+++ AVAILABLE DATA +++
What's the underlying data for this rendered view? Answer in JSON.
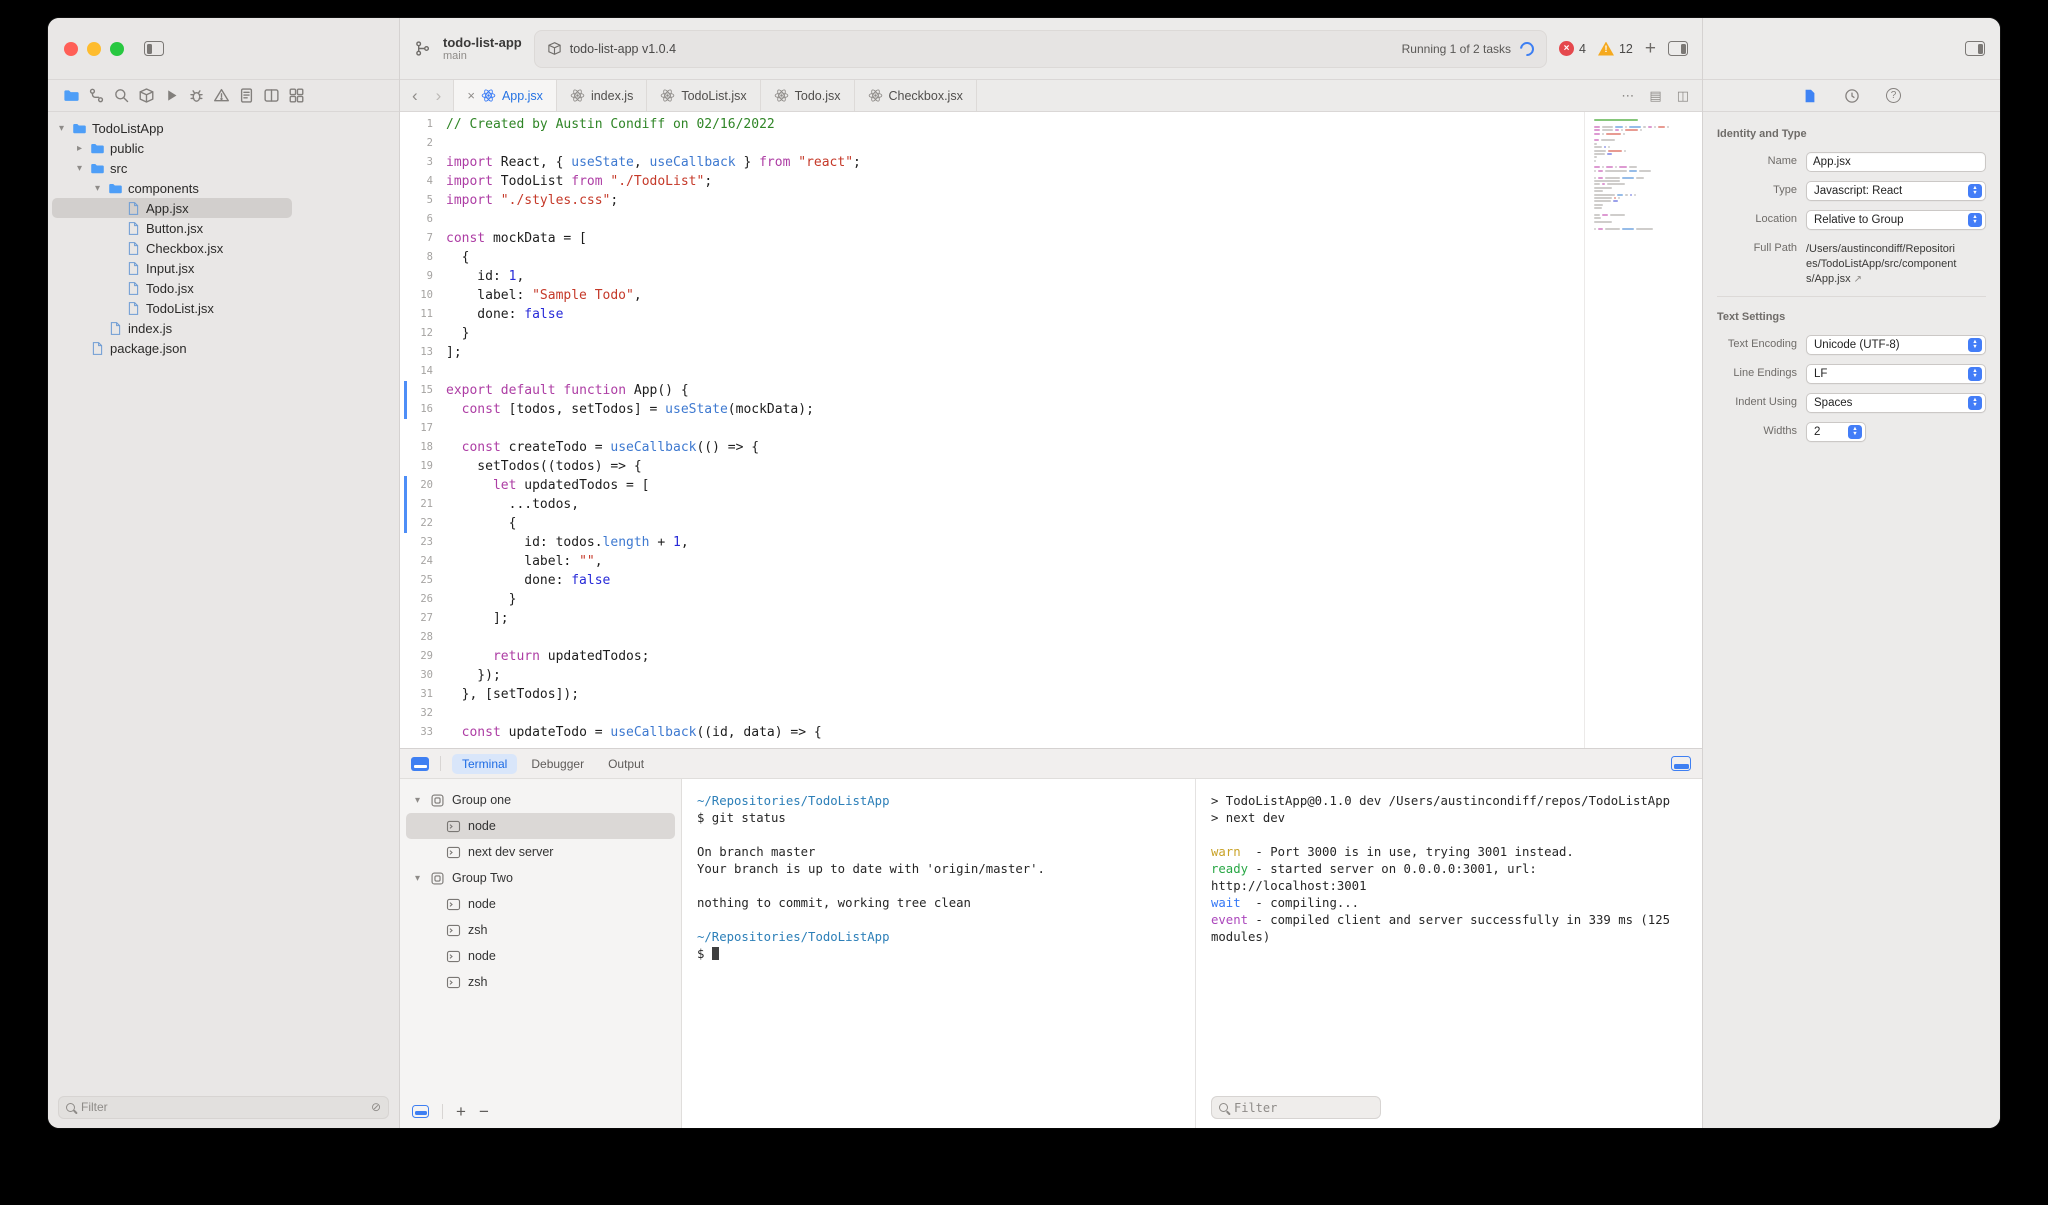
{
  "icons": {
    "back": "‹",
    "forward": "›",
    "close": "×",
    "ellipsis": "⋯",
    "chevron_down": "▾",
    "chevron_right": "▸",
    "plus": "+",
    "minus": "−",
    "filter_clear": "⊘",
    "path_arrow": "↗",
    "warning_mark": "!",
    "error_mark": "×",
    "split_editor": "◫",
    "snippets": "▤",
    "help_mark": "?",
    "stepper_up": "▲",
    "stepper_down": "▼"
  },
  "window": {
    "project": "todo-list-app",
    "branch": "main"
  },
  "toolbar": {
    "scheme_label": "todo-list-app v1.0.4",
    "status_label": "Running 1 of 2 tasks",
    "error_count": "4",
    "warning_count": "12"
  },
  "sidebar": {
    "nav_icons": [
      "project-navigator",
      "source-control",
      "find",
      "packages",
      "run-tasks",
      "debug",
      "issues",
      "reports",
      "editors",
      "overview"
    ],
    "filter_placeholder": "Filter",
    "tree": [
      {
        "label": "TodoListApp",
        "depth": 0,
        "type": "folder",
        "expanded": true
      },
      {
        "label": "public",
        "depth": 1,
        "type": "folder",
        "expanded": false
      },
      {
        "label": "src",
        "depth": 1,
        "type": "folder",
        "expanded": true
      },
      {
        "label": "components",
        "depth": 2,
        "type": "folder",
        "expanded": true
      },
      {
        "label": "App.jsx",
        "depth": 3,
        "type": "file",
        "selected": true
      },
      {
        "label": "Button.jsx",
        "depth": 3,
        "type": "file"
      },
      {
        "label": "Checkbox.jsx",
        "depth": 3,
        "type": "file"
      },
      {
        "label": "Input.jsx",
        "depth": 3,
        "type": "file"
      },
      {
        "label": "Todo.jsx",
        "depth": 3,
        "type": "file"
      },
      {
        "label": "TodoList.jsx",
        "depth": 3,
        "type": "file"
      },
      {
        "label": "index.js",
        "depth": 2,
        "type": "file"
      },
      {
        "label": "package.json",
        "depth": 1,
        "type": "file"
      }
    ]
  },
  "tabs": [
    {
      "label": "App.jsx",
      "active": true
    },
    {
      "label": "index.js"
    },
    {
      "label": "TodoList.jsx"
    },
    {
      "label": "Todo.jsx"
    },
    {
      "label": "Checkbox.jsx"
    }
  ],
  "editor": {
    "changed": [
      15,
      16,
      20,
      21,
      22
    ],
    "lines": [
      [
        [
          "// Created by Austin Condiff on 02/16/2022",
          "cm"
        ]
      ],
      [],
      [
        [
          "import",
          "kw"
        ],
        [
          " React, { ",
          ""
        ],
        [
          "useState",
          "fn"
        ],
        [
          ", ",
          ""
        ],
        [
          "useCallback",
          "fn"
        ],
        [
          " } ",
          ""
        ],
        [
          "from",
          "kw"
        ],
        [
          " ",
          ""
        ],
        [
          "\"react\"",
          "str"
        ],
        [
          ";",
          ""
        ]
      ],
      [
        [
          "import",
          "kw"
        ],
        [
          " TodoList ",
          ""
        ],
        [
          "from",
          "kw"
        ],
        [
          " ",
          ""
        ],
        [
          "\"./TodoList\"",
          "str"
        ],
        [
          ";",
          ""
        ]
      ],
      [
        [
          "import",
          "kw"
        ],
        [
          " ",
          ""
        ],
        [
          "\"./styles.css\"",
          "str"
        ],
        [
          ";",
          ""
        ]
      ],
      [],
      [
        [
          "const",
          "kw"
        ],
        [
          " mockData = [",
          ""
        ]
      ],
      [
        [
          "  {",
          ""
        ]
      ],
      [
        [
          "    id: ",
          ""
        ],
        [
          "1",
          "num"
        ],
        [
          ",",
          ""
        ]
      ],
      [
        [
          "    label: ",
          ""
        ],
        [
          "\"Sample Todo\"",
          "str"
        ],
        [
          ",",
          ""
        ]
      ],
      [
        [
          "    done: ",
          ""
        ],
        [
          "false",
          "num"
        ]
      ],
      [
        [
          "  }",
          ""
        ]
      ],
      [
        [
          "];",
          ""
        ]
      ],
      [],
      [
        [
          "export",
          "kw"
        ],
        [
          " ",
          ""
        ],
        [
          "default",
          "kw"
        ],
        [
          " ",
          ""
        ],
        [
          "function",
          "kw"
        ],
        [
          " App() {",
          ""
        ]
      ],
      [
        [
          "  ",
          ""
        ],
        [
          "const",
          "kw"
        ],
        [
          " [todos, setTodos] = ",
          ""
        ],
        [
          "useState",
          "fn"
        ],
        [
          "(mockData);",
          ""
        ]
      ],
      [],
      [
        [
          "  ",
          ""
        ],
        [
          "const",
          "kw"
        ],
        [
          " createTodo = ",
          ""
        ],
        [
          "useCallback",
          "fn"
        ],
        [
          "(() => {",
          ""
        ]
      ],
      [
        [
          "    setTodos((todos) => {",
          ""
        ]
      ],
      [
        [
          "      ",
          ""
        ],
        [
          "let",
          "kw"
        ],
        [
          " updatedTodos = [",
          ""
        ]
      ],
      [
        [
          "        ...todos,",
          ""
        ]
      ],
      [
        [
          "        {",
          ""
        ]
      ],
      [
        [
          "          id: todos.",
          ""
        ],
        [
          "length",
          "fn"
        ],
        [
          " + ",
          ""
        ],
        [
          "1",
          "num"
        ],
        [
          ",",
          ""
        ]
      ],
      [
        [
          "          label: ",
          ""
        ],
        [
          "\"\"",
          "str"
        ],
        [
          ",",
          ""
        ]
      ],
      [
        [
          "          done: ",
          ""
        ],
        [
          "false",
          "num"
        ]
      ],
      [
        [
          "        }",
          ""
        ]
      ],
      [
        [
          "      ];",
          ""
        ]
      ],
      [],
      [
        [
          "      ",
          ""
        ],
        [
          "return",
          "kw"
        ],
        [
          " updatedTodos;",
          ""
        ]
      ],
      [
        [
          "    });",
          ""
        ]
      ],
      [
        [
          "  }, [setTodos]);",
          ""
        ]
      ],
      [],
      [
        [
          "  ",
          ""
        ],
        [
          "const",
          "kw"
        ],
        [
          " updateTodo = ",
          ""
        ],
        [
          "useCallback",
          "fn"
        ],
        [
          "((id, data) => {",
          ""
        ]
      ]
    ]
  },
  "inspector": {
    "icon_names": [
      "file-inspector",
      "history-inspector",
      "quick-help-inspector"
    ],
    "identity_title": "Identity and Type",
    "fields": {
      "name": {
        "label": "Name",
        "value": "App.jsx"
      },
      "type": {
        "label": "Type",
        "value": "Javascript: React"
      },
      "location": {
        "label": "Location",
        "value": "Relative to Group"
      },
      "full_path": {
        "label": "Full Path",
        "value": "/Users/austincondiff/Repositories/TodoListApp/src/components/App.jsx"
      }
    },
    "text_settings_title": "Text Settings",
    "settings": {
      "encoding": {
        "label": "Text Encoding",
        "value": "Unicode (UTF-8)"
      },
      "line_endings": {
        "label": "Line Endings",
        "value": "LF"
      },
      "indent": {
        "label": "Indent Using",
        "value": "Spaces"
      },
      "widths": {
        "label": "Widths",
        "value": "2"
      }
    }
  },
  "panel": {
    "tabs": [
      {
        "label": "Terminal",
        "active": true
      },
      {
        "label": "Debugger"
      },
      {
        "label": "Output"
      }
    ],
    "filter_placeholder": "Filter",
    "groups": [
      {
        "label": "Group one",
        "type": "group",
        "depth": 0,
        "expanded": true
      },
      {
        "label": "node",
        "type": "terminal",
        "depth": 1,
        "selected": true
      },
      {
        "label": "next dev server",
        "type": "terminal",
        "depth": 1
      },
      {
        "label": "Group Two",
        "type": "group",
        "depth": 0,
        "expanded": true
      },
      {
        "label": "node",
        "type": "terminal",
        "depth": 1
      },
      {
        "label": "zsh",
        "type": "terminal",
        "depth": 1
      },
      {
        "label": "node",
        "type": "terminal",
        "depth": 1
      },
      {
        "label": "zsh",
        "type": "terminal",
        "depth": 1
      }
    ],
    "terminal_left": [
      {
        "s": [
          [
            "~/Repositories/TodoListApp",
            "path"
          ]
        ]
      },
      {
        "s": [
          [
            "$ git status",
            ""
          ]
        ]
      },
      {
        "s": []
      },
      {
        "s": [
          [
            "On branch master",
            ""
          ]
        ]
      },
      {
        "s": [
          [
            "Your branch is up to date with 'origin/master'.",
            ""
          ]
        ]
      },
      {
        "s": []
      },
      {
        "s": [
          [
            "nothing to commit, working tree clean",
            ""
          ]
        ]
      },
      {
        "s": []
      },
      {
        "s": [
          [
            "~/Repositories/TodoListApp",
            "path"
          ]
        ]
      },
      {
        "s": [
          [
            "$ ",
            ""
          ]
        ],
        "cursor": true
      }
    ],
    "terminal_right": [
      {
        "s": [
          [
            "> TodoListApp@0.1.0 dev /Users/austincondiff/repos/TodoListApp",
            ""
          ]
        ]
      },
      {
        "s": [
          [
            "> next dev",
            ""
          ]
        ]
      },
      {
        "s": []
      },
      {
        "s": [
          [
            "warn",
            "warn"
          ],
          [
            "  - Port 3000 is in use, trying 3001 instead.",
            ""
          ]
        ]
      },
      {
        "s": [
          [
            "ready",
            "ready"
          ],
          [
            " - started server on 0.0.0.0:3001, url: http://localhost:3001",
            ""
          ]
        ]
      },
      {
        "s": [
          [
            "wait",
            "wait"
          ],
          [
            "  - compiling...",
            ""
          ]
        ]
      },
      {
        "s": [
          [
            "event",
            "event"
          ],
          [
            " - compiled client and server successfully in 339 ms (125 modules)",
            ""
          ]
        ]
      }
    ]
  }
}
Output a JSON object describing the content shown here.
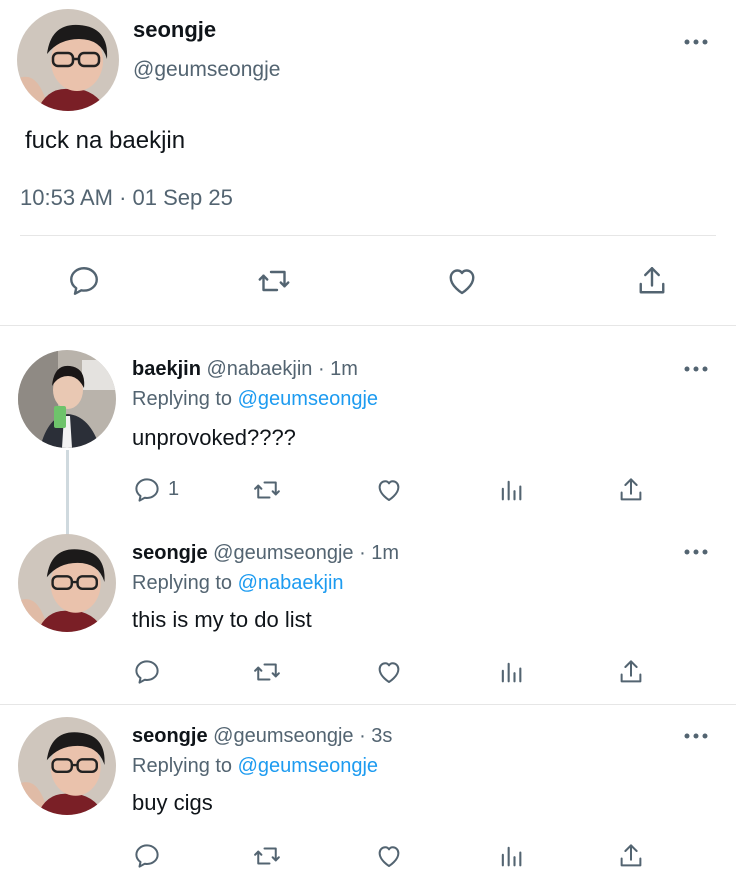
{
  "main_tweet": {
    "display_name": "seongje",
    "handle": "@geumseongje",
    "text": "fuck na baekjin",
    "timestamp": "10:53 AM · 01 Sep 25",
    "actions": [
      "reply-icon",
      "retweet-icon",
      "like-icon",
      "share-icon"
    ]
  },
  "replies": [
    {
      "display_name": "baekjin",
      "handle_time": "@nabaekjin · 1m",
      "replying_prefix": "Replying to",
      "replying_to": "@geumseongje",
      "text": "unprovoked????",
      "reply_count": "1"
    },
    {
      "display_name": "seongje",
      "handle_time": "@geumseongje · 1m",
      "replying_prefix": "Replying to",
      "replying_to": "@nabaekjin",
      "text": "this is my to do list",
      "reply_count": ""
    },
    {
      "display_name": "seongje",
      "handle_time": "@geumseongje · 3s",
      "replying_prefix": "Replying to",
      "replying_to": "@geumseongje",
      "text": "buy cigs",
      "reply_count": ""
    }
  ],
  "colors": {
    "accent": "#1d9bf0",
    "secondary_text": "#536471",
    "icon": "#536471",
    "divider": "#e6e6e6"
  }
}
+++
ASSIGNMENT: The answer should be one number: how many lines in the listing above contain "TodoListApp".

ANSWER BOX: 5